Go over the data and copy out each line with "this" in it.

---------- Data listing ----------

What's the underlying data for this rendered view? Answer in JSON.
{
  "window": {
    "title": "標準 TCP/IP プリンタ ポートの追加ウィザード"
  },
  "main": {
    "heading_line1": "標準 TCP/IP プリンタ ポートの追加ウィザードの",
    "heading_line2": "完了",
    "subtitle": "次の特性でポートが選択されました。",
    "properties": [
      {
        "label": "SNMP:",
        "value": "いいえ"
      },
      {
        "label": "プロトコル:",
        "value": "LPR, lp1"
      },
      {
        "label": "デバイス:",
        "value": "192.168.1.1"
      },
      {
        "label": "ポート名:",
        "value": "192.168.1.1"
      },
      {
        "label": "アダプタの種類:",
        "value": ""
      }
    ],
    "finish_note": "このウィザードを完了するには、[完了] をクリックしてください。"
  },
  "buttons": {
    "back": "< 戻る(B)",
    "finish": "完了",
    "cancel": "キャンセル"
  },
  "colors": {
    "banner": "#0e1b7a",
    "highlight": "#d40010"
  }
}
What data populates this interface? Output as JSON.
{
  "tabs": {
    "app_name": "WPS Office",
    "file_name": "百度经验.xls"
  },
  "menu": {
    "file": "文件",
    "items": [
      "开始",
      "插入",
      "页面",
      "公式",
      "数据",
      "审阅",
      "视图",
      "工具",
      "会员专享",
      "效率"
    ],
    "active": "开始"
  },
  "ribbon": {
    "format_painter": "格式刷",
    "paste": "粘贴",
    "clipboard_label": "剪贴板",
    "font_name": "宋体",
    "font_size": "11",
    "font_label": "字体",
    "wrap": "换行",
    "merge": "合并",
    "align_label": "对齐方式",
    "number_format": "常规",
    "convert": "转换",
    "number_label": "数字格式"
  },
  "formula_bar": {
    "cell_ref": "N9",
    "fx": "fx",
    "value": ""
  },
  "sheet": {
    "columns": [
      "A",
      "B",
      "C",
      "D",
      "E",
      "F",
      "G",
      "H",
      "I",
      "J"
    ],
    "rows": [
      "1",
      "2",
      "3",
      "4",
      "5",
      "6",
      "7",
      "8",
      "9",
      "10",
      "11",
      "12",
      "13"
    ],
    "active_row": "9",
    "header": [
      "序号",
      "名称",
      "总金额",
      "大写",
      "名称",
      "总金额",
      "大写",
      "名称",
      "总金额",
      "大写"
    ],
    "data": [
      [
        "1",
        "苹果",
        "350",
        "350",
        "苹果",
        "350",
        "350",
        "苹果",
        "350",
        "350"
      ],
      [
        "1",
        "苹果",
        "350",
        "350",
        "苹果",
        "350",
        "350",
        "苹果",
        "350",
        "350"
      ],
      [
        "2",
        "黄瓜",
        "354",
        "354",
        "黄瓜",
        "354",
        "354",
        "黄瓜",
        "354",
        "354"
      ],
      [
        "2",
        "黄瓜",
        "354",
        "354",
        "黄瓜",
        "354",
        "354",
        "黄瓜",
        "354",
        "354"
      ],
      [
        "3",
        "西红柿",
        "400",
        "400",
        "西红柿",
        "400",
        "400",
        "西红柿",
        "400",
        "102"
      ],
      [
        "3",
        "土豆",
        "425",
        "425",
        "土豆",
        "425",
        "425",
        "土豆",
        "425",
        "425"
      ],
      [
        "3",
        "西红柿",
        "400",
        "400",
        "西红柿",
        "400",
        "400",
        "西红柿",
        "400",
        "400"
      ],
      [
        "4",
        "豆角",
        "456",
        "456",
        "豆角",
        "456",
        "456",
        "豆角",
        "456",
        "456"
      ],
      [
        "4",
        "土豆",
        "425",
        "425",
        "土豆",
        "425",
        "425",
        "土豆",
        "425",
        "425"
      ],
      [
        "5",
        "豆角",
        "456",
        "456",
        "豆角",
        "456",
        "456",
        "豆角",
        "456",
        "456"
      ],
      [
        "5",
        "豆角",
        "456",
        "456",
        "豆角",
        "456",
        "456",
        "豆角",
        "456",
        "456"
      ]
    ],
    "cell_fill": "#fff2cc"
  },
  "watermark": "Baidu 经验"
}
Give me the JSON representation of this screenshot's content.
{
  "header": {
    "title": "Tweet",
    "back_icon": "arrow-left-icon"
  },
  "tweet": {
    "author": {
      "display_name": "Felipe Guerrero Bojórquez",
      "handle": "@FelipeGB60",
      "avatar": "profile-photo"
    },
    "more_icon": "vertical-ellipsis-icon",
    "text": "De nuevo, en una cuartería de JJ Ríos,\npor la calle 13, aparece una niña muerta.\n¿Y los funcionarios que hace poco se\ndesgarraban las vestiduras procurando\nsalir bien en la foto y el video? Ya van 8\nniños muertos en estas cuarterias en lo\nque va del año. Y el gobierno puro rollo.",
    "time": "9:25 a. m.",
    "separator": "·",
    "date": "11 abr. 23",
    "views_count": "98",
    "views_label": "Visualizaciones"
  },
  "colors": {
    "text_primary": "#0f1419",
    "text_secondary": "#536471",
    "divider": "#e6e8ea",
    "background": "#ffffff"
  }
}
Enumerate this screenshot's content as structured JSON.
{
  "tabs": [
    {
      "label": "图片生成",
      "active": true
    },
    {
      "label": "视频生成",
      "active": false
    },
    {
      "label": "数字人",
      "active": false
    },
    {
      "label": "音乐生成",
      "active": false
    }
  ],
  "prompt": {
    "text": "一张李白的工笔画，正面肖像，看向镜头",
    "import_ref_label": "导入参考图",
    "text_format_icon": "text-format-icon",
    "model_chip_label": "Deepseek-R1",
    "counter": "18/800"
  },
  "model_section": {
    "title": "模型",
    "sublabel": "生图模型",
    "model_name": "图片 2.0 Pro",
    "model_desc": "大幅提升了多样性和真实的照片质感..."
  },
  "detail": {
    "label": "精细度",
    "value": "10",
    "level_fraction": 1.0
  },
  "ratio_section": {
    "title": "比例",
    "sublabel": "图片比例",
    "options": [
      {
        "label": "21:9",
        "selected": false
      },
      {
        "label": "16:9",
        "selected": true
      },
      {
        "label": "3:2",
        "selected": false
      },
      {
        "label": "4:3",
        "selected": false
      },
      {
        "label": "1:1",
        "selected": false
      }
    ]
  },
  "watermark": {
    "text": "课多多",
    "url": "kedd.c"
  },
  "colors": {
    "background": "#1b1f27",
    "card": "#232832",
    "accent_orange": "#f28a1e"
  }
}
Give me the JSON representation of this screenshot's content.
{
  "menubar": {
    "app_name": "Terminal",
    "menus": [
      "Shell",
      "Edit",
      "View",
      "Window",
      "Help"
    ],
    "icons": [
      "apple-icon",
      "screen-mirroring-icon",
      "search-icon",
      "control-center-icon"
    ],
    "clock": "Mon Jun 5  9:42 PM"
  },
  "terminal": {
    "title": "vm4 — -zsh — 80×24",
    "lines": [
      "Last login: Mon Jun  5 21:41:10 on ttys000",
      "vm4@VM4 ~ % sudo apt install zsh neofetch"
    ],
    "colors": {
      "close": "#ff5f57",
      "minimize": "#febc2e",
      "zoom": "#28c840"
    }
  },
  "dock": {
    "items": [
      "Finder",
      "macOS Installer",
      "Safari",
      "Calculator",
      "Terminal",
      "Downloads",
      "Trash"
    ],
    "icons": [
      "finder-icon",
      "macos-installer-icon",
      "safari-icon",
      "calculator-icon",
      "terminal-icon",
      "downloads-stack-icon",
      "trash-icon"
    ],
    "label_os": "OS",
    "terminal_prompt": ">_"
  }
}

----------

Answer:
What's the underlying data for this rendered view? Answer in JSON.
What data populates this interface? Output as JSON.
Give me the JSON representation of this screenshot's content.
Enumerate this screenshot's content as structured JSON.
Give me the JSON representation of this screenshot's content.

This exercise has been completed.